Here Is A Good Discussion For The Group. How Much Is Too Much Compression And Processing?
Or What is a Good Beginner Setting for someone In The Voice Over World. I Found Out the hard way that different TV & Radio Station Use Different Processing and with each station having there own Different Processing. With the way you deliver your audio now via mp3 then the station isn't there for you to listen to your own work and then on each person Voice Over Setup with the External Compressor & then there Internal Compression how do all the big wig configure there set up? do they have different preset they Use for Say 1 TV station and then use a 2 Preset For this TV station or do they use one setting for everyone and if so What setting would be a good Starting Point For External & Internal Compression. As I have learned from the past that there is such a thing as Too Much Compression after the fact that of the external & Internal and had to redo a spot so any and all information would be a great need. as I wasn't born with the gift of the golden voice just the gift to bring the golden voice sound good.
Brent "Romeo" Knight
A few years ago a female VO called me with the exciting news that she had just received her new Focusrite Voicemaster Pro.
"What's the best setting for it?" she asked with eager anticipation.
"Bypass" I responded.
"You're just a sh*t!" she laughed.

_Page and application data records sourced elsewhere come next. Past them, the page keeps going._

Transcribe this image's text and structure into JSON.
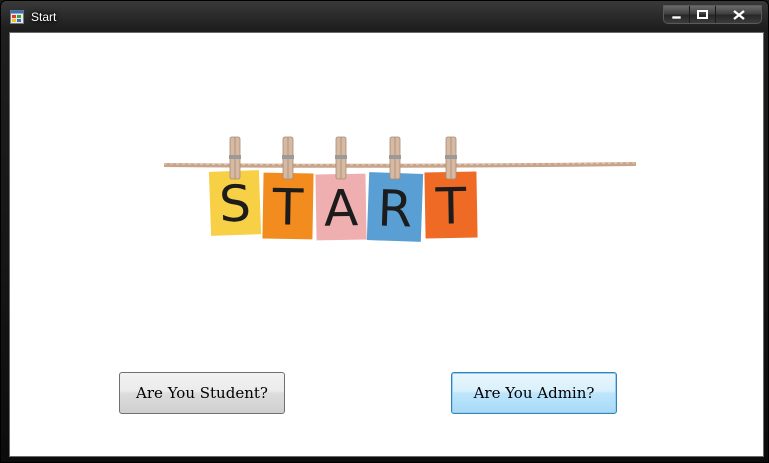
{
  "window": {
    "title": "Start",
    "icon": "app-form-icon"
  },
  "caption_buttons": {
    "minimize": "minimize-icon",
    "maximize": "maximize-icon",
    "close": "close-icon"
  },
  "hero": {
    "letters": [
      "S",
      "T",
      "A",
      "R",
      "T"
    ],
    "card_colors": [
      "#f7d046",
      "#f28c1e",
      "#efaeb0",
      "#5a9fd4",
      "#ef6a25"
    ]
  },
  "buttons": {
    "student": "Are You Student?",
    "admin": "Are You Admin?"
  }
}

Although the above is the tale of some light-hearted banter, essentially that is the truth. With a good mic, A GOOD MIC, as opposed to one you think might be a good mic, a great sounding room and nothing added in terms of EQ and processing you will be supplying producers with everything they need.
Is there such a thing as TOO MUCH? Yes. When the letter P soounds like a SAAB door slamming and when the Ss are like cold bacon being dropped into a hot frying pan. The trick is to ensure that you sound your best and that people in the business don't try to guess the mic and the pre. It's a bit like the best VO demos, you find yourself listening to the content and forget that you're listening to a VO demo.
Great Room, Great Mic, anything beyond that should be applied with the loving kindness of gunpowder in a room full of sparklers. :) What ever is done, it should sound as if it wasn't. It's audio and audio is mysterious. Part math, part art. Basically the analytical part of the equipment/effect should not encroach and certainly not overshadow the art that is your particular unique set of voice details and don't get sucked into the loudness insanity. Gunpowder!